Required action — Each entry is to be restated word for word, with nothing omitted.

*** Opening of Provided records ***

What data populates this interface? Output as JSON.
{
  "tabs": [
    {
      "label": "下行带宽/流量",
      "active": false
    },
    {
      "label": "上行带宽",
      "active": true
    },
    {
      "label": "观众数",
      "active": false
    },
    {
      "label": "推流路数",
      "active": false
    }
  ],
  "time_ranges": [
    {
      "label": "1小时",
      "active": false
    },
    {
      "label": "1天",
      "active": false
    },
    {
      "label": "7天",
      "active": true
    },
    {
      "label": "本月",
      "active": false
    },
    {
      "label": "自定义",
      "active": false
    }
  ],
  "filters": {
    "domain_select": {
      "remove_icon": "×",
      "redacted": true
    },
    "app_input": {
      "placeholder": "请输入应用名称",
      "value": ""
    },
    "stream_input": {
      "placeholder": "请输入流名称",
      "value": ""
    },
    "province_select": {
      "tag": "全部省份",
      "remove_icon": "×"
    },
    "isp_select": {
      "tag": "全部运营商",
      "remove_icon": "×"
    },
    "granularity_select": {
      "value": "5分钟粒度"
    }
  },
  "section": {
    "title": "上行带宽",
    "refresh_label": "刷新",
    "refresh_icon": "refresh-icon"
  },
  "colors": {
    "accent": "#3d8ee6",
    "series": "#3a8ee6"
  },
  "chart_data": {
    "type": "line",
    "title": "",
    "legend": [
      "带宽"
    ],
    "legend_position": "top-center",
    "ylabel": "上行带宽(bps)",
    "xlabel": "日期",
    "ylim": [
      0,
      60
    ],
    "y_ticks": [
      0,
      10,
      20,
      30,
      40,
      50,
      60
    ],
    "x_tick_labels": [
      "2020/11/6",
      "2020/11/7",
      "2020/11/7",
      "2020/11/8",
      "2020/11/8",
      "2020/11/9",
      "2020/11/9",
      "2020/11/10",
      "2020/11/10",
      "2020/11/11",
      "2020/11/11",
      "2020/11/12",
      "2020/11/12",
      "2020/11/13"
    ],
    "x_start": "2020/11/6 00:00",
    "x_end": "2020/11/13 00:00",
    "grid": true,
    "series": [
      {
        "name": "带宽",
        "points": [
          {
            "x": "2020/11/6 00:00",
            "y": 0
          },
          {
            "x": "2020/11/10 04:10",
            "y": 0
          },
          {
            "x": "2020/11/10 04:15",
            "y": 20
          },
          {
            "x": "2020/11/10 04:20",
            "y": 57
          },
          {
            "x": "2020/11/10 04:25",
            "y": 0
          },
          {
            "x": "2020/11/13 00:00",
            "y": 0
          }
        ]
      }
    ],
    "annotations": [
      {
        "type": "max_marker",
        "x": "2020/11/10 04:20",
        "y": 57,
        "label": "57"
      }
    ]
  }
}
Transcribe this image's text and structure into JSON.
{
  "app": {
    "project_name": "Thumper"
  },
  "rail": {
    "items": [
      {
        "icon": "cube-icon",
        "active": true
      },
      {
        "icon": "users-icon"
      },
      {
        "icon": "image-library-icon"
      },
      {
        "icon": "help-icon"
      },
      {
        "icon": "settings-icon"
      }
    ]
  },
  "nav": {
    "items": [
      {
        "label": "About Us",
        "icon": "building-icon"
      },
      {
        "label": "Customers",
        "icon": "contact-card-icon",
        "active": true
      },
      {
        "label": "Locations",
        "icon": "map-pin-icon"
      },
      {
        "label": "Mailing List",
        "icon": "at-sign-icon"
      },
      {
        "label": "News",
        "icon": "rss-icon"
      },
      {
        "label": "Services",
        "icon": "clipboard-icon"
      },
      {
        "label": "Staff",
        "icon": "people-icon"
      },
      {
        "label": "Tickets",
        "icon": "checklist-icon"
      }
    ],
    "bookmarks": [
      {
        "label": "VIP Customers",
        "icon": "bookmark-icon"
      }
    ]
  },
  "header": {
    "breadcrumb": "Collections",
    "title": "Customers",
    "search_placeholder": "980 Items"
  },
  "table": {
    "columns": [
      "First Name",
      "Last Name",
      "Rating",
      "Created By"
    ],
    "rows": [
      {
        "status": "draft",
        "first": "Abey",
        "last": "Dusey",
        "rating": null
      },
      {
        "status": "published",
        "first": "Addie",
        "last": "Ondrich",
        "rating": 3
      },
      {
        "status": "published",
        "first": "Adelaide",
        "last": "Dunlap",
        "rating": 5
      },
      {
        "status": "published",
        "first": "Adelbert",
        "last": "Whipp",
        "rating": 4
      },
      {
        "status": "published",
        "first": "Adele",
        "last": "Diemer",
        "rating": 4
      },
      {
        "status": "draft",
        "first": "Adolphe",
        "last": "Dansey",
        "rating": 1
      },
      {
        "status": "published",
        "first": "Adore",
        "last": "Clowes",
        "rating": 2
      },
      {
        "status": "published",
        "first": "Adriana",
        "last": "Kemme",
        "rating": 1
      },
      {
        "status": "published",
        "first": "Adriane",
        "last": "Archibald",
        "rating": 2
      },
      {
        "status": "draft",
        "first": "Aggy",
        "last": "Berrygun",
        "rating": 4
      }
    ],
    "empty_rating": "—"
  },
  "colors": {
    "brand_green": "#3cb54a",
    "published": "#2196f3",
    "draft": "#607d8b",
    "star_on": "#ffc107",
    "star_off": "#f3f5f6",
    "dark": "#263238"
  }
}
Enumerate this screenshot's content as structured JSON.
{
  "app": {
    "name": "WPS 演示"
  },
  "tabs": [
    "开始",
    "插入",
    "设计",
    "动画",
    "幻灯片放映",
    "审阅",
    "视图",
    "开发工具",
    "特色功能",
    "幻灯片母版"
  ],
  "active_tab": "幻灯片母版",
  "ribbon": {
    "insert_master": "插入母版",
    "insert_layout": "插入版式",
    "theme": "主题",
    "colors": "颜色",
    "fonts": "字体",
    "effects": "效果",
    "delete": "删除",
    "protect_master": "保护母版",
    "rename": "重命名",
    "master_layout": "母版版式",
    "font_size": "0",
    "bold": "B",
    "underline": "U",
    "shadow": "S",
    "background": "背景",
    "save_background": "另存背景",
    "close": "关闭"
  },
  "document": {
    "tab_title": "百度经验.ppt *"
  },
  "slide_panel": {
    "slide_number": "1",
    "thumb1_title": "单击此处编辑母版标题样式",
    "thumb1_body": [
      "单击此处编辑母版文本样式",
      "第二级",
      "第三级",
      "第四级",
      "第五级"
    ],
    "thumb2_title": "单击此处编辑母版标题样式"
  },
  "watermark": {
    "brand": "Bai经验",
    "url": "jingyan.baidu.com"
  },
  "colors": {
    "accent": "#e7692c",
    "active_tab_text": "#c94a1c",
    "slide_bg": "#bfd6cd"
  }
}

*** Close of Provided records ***

Solution for this problem —
What data populates this interface? Output as JSON.
{
  "tabs": [
    {
      "label": "下行带宽/流量",
      "active": false
    },
    {
      "label": "上行带宽",
      "active": true
    },
    {
      "label": "观众数",
      "active": false
    },
    {
      "label": "推流路数",
      "active": false
    }
  ],
  "time_ranges": [
    {
      "label": "1小时",
      "active": false
    },
    {
      "label": "1天",
      "active": false
    },
    {
      "label": "7天",
      "active": true
    },
    {
      "label": "本月",
      "active": false
    },
    {
      "label": "自定义",
      "active": false
    }
  ],
  "filters": {
    "domain_select": {
      "remove_icon": "×",
      "redacted": true
    },
    "app_input": {
      "placeholder": "请输入应用名称",
      "value": ""
    },
    "stream_input": {
      "placeholder": "请输入流名称",
      "value": ""
    },
    "province_select": {
      "tag": "全部省份",
      "remove_icon": "×"
    },
    "isp_select": {
      "tag": "全部运营商",
      "remove_icon": "×"
    },
    "granularity_select": {
      "value": "5分钟粒度"
    }
  },
  "section": {
    "title": "上行带宽",
    "refresh_label": "刷新",
    "refresh_icon": "refresh-icon"
  },
  "colors": {
    "accent": "#3d8ee6",
    "series": "#3a8ee6"
  },
  "chart_data": {
    "type": "line",
    "title": "",
    "legend": [
      "带宽"
    ],
    "legend_position": "top-center",
    "ylabel": "上行带宽(bps)",
    "xlabel": "日期",
    "ylim": [
      0,
      60
    ],
    "y_ticks": [
      0,
      10,
      20,
      30,
      40,
      50,
      60
    ],
    "x_tick_labels": [
      "2020/11/6",
      "2020/11/7",
      "2020/11/7",
      "2020/11/8",
      "2020/11/8",
      "2020/11/9",
      "2020/11/9",
      "2020/11/10",
      "2020/11/10",
      "2020/11/11",
      "2020/11/11",
      "2020/11/12",
      "2020/11/12",
      "2020/11/13"
    ],
    "x_start": "2020/11/6 00:00",
    "x_end": "2020/11/13 00:00",
    "grid": true,
    "series": [
      {
        "name": "带宽",
        "points": [
          {
            "x": "2020/11/6 00:00",
            "y": 0
          },
          {
            "x": "2020/11/10 04:10",
            "y": 0
          },
          {
            "x": "2020/11/10 04:15",
            "y": 20
          },
          {
            "x": "2020/11/10 04:20",
            "y": 57
          },
          {
            "x": "2020/11/10 04:25",
            "y": 0
          },
          {
            "x": "2020/11/13 00:00",
            "y": 0
          }
        ]
      }
    ],
    "annotations": [
      {
        "type": "max_marker",
        "x": "2020/11/10 04:20",
        "y": 57,
        "label": "57"
      }
    ]
  }
}
Transcribe this image's text and structure into JSON.
{
  "app": {
    "project_name": "Thumper"
  },
  "rail": {
    "items": [
      {
        "icon": "cube-icon",
        "active": true
      },
      {
        "icon": "users-icon"
      },
      {
        "icon": "image-library-icon"
      },
      {
        "icon": "help-icon"
      },
      {
        "icon": "settings-icon"
      }
    ]
  },
  "nav": {
    "items": [
      {
        "label": "About Us",
        "icon": "building-icon"
      },
      {
        "label": "Customers",
        "icon": "contact-card-icon",
        "active": true
      },
      {
        "label": "Locations",
        "icon": "map-pin-icon"
      },
      {
        "label": "Mailing List",
        "icon": "at-sign-icon"
      },
      {
        "label": "News",
        "icon": "rss-icon"
      },
      {
        "label": "Services",
        "icon": "clipboard-icon"
      },
      {
        "label": "Staff",
        "icon": "people-icon"
      },
      {
        "label": "Tickets",
        "icon": "checklist-icon"
      }
    ],
    "bookmarks": [
      {
        "label": "VIP Customers",
        "icon": "bookmark-icon"
      }
    ]
  },
  "header": {
    "breadcrumb": "Collections",
    "title": "Customers",
    "search_placeholder": "980 Items"
  },
  "table": {
    "columns": [
      "First Name",
      "Last Name",
      "Rating",
      "Created By"
    ],
    "rows": [
      {
        "status": "draft",
        "first": "Abey",
        "last": "Dusey",
        "rating": null
      },
      {
        "status": "published",
        "first": "Addie",
        "last": "Ondrich",
        "rating": 3
      },
      {
        "status": "published",
        "first": "Adelaide",
        "last": "Dunlap",
        "rating": 5
      },
      {
        "status": "published",
        "first": "Adelbert",
        "last": "Whipp",
        "rating": 4
      },
      {
        "status": "published",
        "first": "Adele",
        "last": "Diemer",
        "rating": 4
      },
      {
        "status": "draft",
        "first": "Adolphe",
        "last": "Dansey",
        "rating": 1
      },
      {
        "status": "published",
        "first": "Adore",
        "last": "Clowes",
        "rating": 2
      },
      {
        "status": "published",
        "first": "Adriana",
        "last": "Kemme",
        "rating": 1
      },
      {
        "status": "published",
        "first": "Adriane",
        "last": "Archibald",
        "rating": 2
      },
      {
        "status": "draft",
        "first": "Aggy",
        "last": "Berrygun",
        "rating": 4
      }
    ],
    "empty_rating": "—"
  },
  "colors": {
    "brand_green": "#3cb54a",
    "published": "#2196f3",
    "draft": "#607d8b",
    "star_on": "#ffc107",
    "star_off": "#f3f5f6",
    "dark": "#263238"
  }
}
Enumerate this screenshot's content as structured JSON.
{
  "app": {
    "name": "WPS 演示"
  },
  "tabs": [
    "开始",
    "插入",
    "设计",
    "动画",
    "幻灯片放映",
    "审阅",
    "视图",
    "开发工具",
    "特色功能",
    "幻灯片母版"
  ],
  "active_tab": "幻灯片母版",
  "ribbon": {
    "insert_master": "插入母版",
    "insert_layout": "插入版式",
    "theme": "主题",
    "colors": "颜色",
    "fonts": "字体",
    "effects": "效果",
    "delete": "删除",
    "protect_master": "保护母版",
    "rename": "重命名",
    "master_layout": "母版版式",
    "font_size": "0",
    "bold": "B",
    "underline": "U",
    "shadow": "S",
    "background": "背景",
    "save_background": "另存背景",
    "close": "关闭"
  },
  "document": {
    "tab_title": "百度经验.ppt *"
  },
  "slide_panel": {
    "slide_number": "1",
    "thumb1_title": "单击此处编辑母版标题样式",
    "thumb1_body": [
      "单击此处编辑母版文本样式",
      "第二级",
      "第三级",
      "第四级",
      "第五级"
    ],
    "thumb2_title": "单击此处编辑母版标题样式"
  },
  "watermark": {
    "brand": "Bai经验",
    "url": "jingyan.baidu.com"
  },
  "colors": {
    "accent": "#e7692c",
    "active_tab_text": "#c94a1c",
    "slide_bg": "#bfd6cd"
  }
}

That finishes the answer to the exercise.